Day Twelve – The Globe and St Paul’s Cathedral
Friends, Romans, Countrymen, lend me your ears!
Today’s ISCA adventure took us to the heart of London to explore a figure who dominates the British cultural landscape: William Shakespeare. The light London rain did not dampen students’ spirits as they made their way to the South Bank to the Globe Theatre, a modern reconstruction of Shakespeare’s famed playhouse and a center for the capital’s Shakespeare scene.
Students toured the theatre in small groups to learn about the structure of the building and how actors use the magic of Shakespeare’s words to draw the audience into their story. Students saw how the stage was decorated for the Henry history trilogies, several of the plays being performed at the Globe this season.
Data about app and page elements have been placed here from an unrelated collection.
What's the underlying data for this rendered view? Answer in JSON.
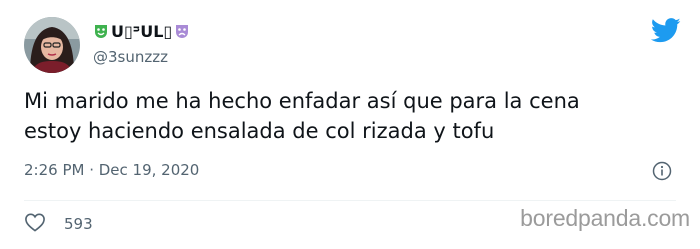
{
  "author": {
    "display_name": "U▯ᵙUL▯",
    "handle": "@3sunzzz",
    "name_emoji": [
      "performing-arts-mask-icon-green",
      "performing-arts-mask-icon-purple"
    ]
  },
  "tweet": {
    "text_lines": [
      "Mi marido me ha hecho enfadar así que para la cena",
      "estoy haciendo ensalada de col rizada y tofu"
    ],
    "timestamp": "2:26 PM · Dec 19, 2020",
    "like_count": "593"
  },
  "icons": {
    "brand": "twitter-bird-icon",
    "info": "info-icon",
    "like": "heart-icon"
  },
  "watermark": "boredpanda.com",
  "colors": {
    "twitter_blue": "#1d9bf0",
    "muted_text": "#536471",
    "divider": "#eff3f4",
    "watermark": "#9b9b9b"
  }
}
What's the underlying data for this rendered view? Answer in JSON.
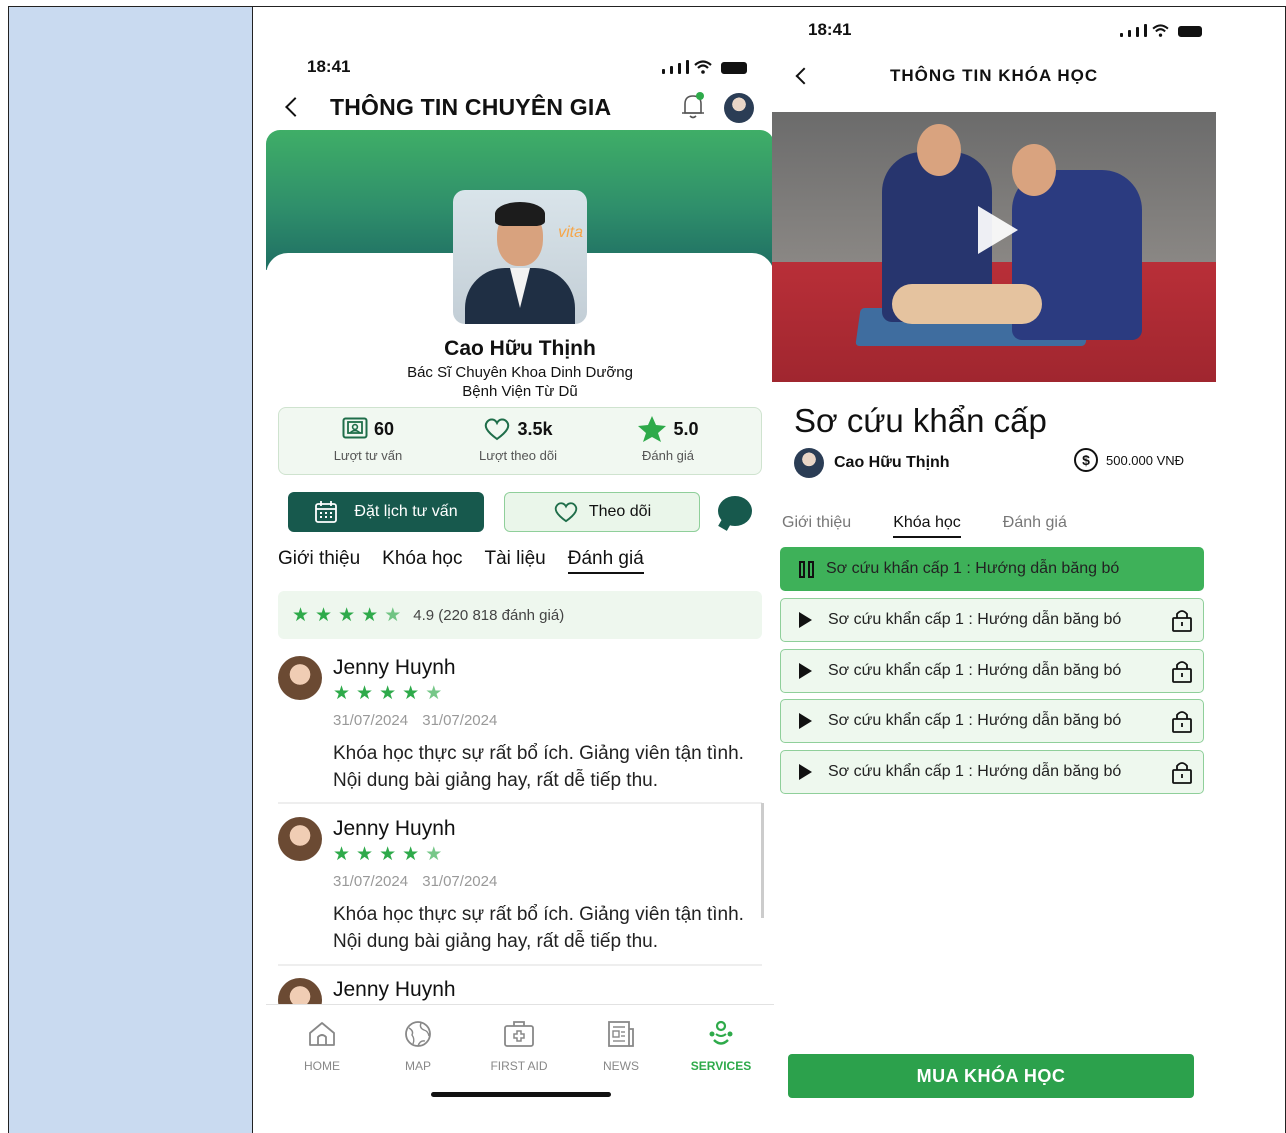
{
  "expert_screen": {
    "status_time": "18:41",
    "title": "THÔNG TIN CHUYÊN GIA",
    "brand_on_photo": "vita",
    "expert": {
      "name": "Cao Hữu Thịnh",
      "specialty": "Bác Sĩ Chuyên Khoa Dinh Dưỡng",
      "hospital": "Bệnh Viện Từ Dũ"
    },
    "stats": [
      {
        "value": "60",
        "label": "Lượt tư vấn",
        "icon": "consult-icon"
      },
      {
        "value": "3.5k",
        "label": "Lượt theo dõi",
        "icon": "heart-icon"
      },
      {
        "value": "5.0",
        "label": "Đánh giá",
        "icon": "star-icon"
      }
    ],
    "book_button": "Đặt lịch tư vấn",
    "follow_button": "Theo dõi",
    "tabs": [
      "Giới thiệu",
      "Khóa học",
      "Tài liệu",
      "Đánh giá"
    ],
    "active_tab": "Đánh giá",
    "rating_summary": "4.9 (220 818 đánh giá)",
    "rating_stars": 4.5,
    "reviews": [
      {
        "name": "Jenny Huynh",
        "stars": 4.5,
        "dates": "31/07/2024 31/07/2024",
        "text": "Khóa học thực sự rất bổ ích. Giảng viên tận tình. Nội dung bài giảng hay, rất dễ tiếp thu."
      },
      {
        "name": "Jenny Huynh",
        "stars": 4.5,
        "dates": "31/07/2024 31/07/2024",
        "text": "Khóa học thực sự rất bổ ích. Giảng viên tận tình. Nội dung bài giảng hay, rất dễ tiếp thu."
      },
      {
        "name": "Jenny Huynh"
      }
    ],
    "nav": [
      {
        "label": "HOME",
        "icon": "home-icon"
      },
      {
        "label": "MAP",
        "icon": "globe-icon"
      },
      {
        "label": "FIRST AID",
        "icon": "first-aid-kit-icon"
      },
      {
        "label": "NEWS",
        "icon": "newspaper-icon"
      },
      {
        "label": "SERVICES",
        "icon": "services-icon",
        "active": true
      }
    ],
    "accent_color": "#2eaa4a",
    "dark_green": "#17594d"
  },
  "course_screen": {
    "status_time": "18:41",
    "title": "THÔNG TIN KHÓA HỌC",
    "course_title": "Sơ cứu khẩn cấp",
    "instructor": "Cao Hữu Thịnh",
    "price": "500.000 VNĐ",
    "tabs": [
      "Giới thiệu",
      "Khóa học",
      "Đánh giá"
    ],
    "active_tab": "Khóa học",
    "lessons": [
      {
        "title": "Sơ cứu khẩn cấp 1 : Hướng dẫn băng bó",
        "state": "playing"
      },
      {
        "title": "Sơ cứu khẩn cấp 1 : Hướng dẫn băng bó",
        "state": "locked"
      },
      {
        "title": "Sơ cứu khẩn cấp 1 : Hướng dẫn băng bó",
        "state": "locked"
      },
      {
        "title": "Sơ cứu khẩn cấp 1 : Hướng dẫn băng bó",
        "state": "locked"
      },
      {
        "title": "Sơ cứu khẩn cấp 1 : Hướng dẫn băng bó",
        "state": "locked"
      }
    ],
    "buy_button": "MUA KHÓA HỌC",
    "accent_color": "#2ca14c"
  },
  "sidebar_color": "#c9daf0"
}
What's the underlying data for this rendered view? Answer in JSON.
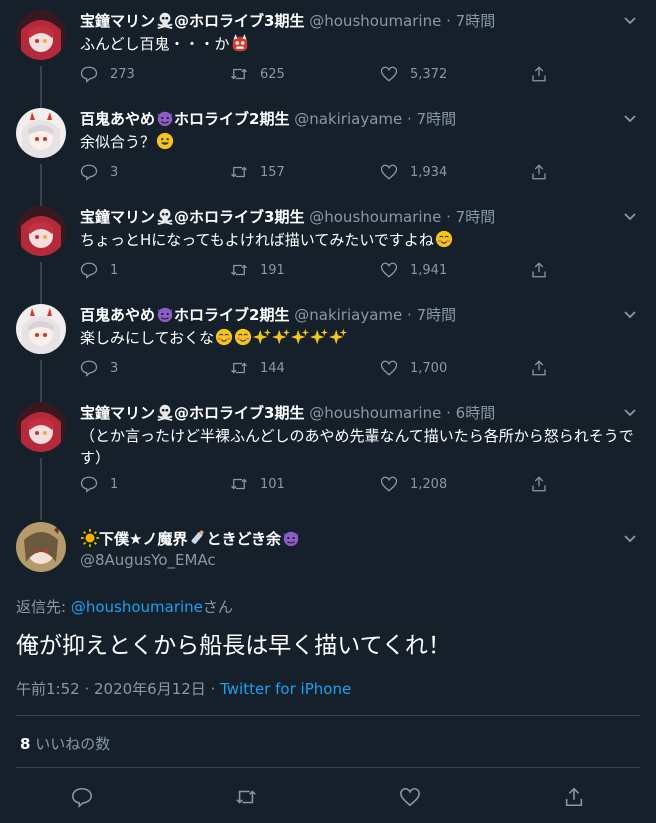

Next, students stayed in their small groups for an acting workshop. Students looked at the classic love story of “Romeo and Juliet” and participated in several exercises to think about how they could use movement, body language, eye contact, and their voice to communicate a line and bring the story to life.
After lunch, students crossed the Thames via the Millennium Bridge and ascended Ludgate Hill. Here, in the highest spot in all of London, rests the dome that dominates London’s spectacular skyline: Saint Paul’s Cathedral. The stage-set for momentous occasions like Prince Charles’s wedding to Princess Diana, the state funeral of Winston Churchill and Lord Horatio Nelson, and both Victoria’s and Elizabeth II’s jubilee services, Saint Paul was designed by architect Sir Christopher Wren after the Great Fire of 1666. Students climbed the 528 steps to the Golden Gallery, listened to organ music, stood in amazement at the mosaic ceilings, and were reverent as they walked through the Wellington and Nelson chambers of the crypt.
Tonight, students will again take on the staff in a game of basketball.